## What you should do
Return the lines below that contain the word "Máquina".

___

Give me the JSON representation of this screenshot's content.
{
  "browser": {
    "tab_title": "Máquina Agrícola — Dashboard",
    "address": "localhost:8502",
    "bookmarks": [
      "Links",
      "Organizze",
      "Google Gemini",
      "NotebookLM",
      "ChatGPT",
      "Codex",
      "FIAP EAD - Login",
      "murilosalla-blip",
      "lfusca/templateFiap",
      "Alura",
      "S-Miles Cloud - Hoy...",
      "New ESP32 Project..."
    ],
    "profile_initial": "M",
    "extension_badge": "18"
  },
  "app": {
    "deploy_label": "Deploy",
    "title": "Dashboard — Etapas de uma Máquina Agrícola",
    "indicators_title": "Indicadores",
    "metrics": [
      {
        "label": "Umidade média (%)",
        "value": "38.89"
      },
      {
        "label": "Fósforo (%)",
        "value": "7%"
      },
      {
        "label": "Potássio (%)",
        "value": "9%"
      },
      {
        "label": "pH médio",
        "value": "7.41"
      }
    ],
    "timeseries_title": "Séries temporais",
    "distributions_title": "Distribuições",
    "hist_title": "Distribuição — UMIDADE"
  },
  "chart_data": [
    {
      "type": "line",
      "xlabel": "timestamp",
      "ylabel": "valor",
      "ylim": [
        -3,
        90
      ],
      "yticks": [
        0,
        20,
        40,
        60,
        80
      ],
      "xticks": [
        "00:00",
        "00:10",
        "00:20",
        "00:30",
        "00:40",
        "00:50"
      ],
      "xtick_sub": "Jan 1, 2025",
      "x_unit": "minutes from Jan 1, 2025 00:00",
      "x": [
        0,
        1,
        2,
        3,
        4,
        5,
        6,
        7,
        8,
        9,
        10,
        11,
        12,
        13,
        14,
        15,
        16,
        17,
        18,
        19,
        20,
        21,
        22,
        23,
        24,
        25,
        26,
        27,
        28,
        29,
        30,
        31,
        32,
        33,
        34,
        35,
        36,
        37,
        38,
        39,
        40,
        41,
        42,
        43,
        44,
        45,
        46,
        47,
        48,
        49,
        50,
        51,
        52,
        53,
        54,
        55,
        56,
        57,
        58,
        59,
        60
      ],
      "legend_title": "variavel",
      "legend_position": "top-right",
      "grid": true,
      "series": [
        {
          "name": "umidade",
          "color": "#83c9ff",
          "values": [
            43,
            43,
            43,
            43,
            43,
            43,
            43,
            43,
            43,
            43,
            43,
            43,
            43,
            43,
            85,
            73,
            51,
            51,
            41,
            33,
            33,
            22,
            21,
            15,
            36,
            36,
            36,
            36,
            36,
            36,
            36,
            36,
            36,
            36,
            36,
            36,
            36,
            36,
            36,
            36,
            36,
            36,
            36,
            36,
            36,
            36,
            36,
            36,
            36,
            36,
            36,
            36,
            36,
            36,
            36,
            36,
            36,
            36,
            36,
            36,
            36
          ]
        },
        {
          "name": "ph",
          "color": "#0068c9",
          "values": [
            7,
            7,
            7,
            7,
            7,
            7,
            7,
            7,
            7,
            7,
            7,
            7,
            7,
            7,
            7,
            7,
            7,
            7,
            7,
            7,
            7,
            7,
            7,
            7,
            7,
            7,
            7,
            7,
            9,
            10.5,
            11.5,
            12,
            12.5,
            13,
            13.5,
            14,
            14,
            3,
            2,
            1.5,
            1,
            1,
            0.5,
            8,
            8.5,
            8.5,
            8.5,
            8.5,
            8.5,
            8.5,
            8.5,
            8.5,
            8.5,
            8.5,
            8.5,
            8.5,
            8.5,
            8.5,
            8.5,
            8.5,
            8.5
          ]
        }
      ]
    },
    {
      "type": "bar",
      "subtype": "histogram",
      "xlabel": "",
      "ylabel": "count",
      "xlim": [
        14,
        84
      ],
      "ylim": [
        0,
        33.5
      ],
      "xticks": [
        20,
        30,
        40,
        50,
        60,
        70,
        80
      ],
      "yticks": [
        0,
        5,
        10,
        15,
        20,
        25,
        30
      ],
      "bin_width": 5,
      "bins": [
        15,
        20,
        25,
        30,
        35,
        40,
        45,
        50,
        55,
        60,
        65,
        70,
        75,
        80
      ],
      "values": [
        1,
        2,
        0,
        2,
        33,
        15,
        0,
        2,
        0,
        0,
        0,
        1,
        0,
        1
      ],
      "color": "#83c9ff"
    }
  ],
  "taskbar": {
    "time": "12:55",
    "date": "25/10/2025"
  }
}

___

## Exercise output
    "tab_title": "Máquina Agrícola — Dashboard",
    "title": "Dashboard — Etapas de uma Máquina Agrícola",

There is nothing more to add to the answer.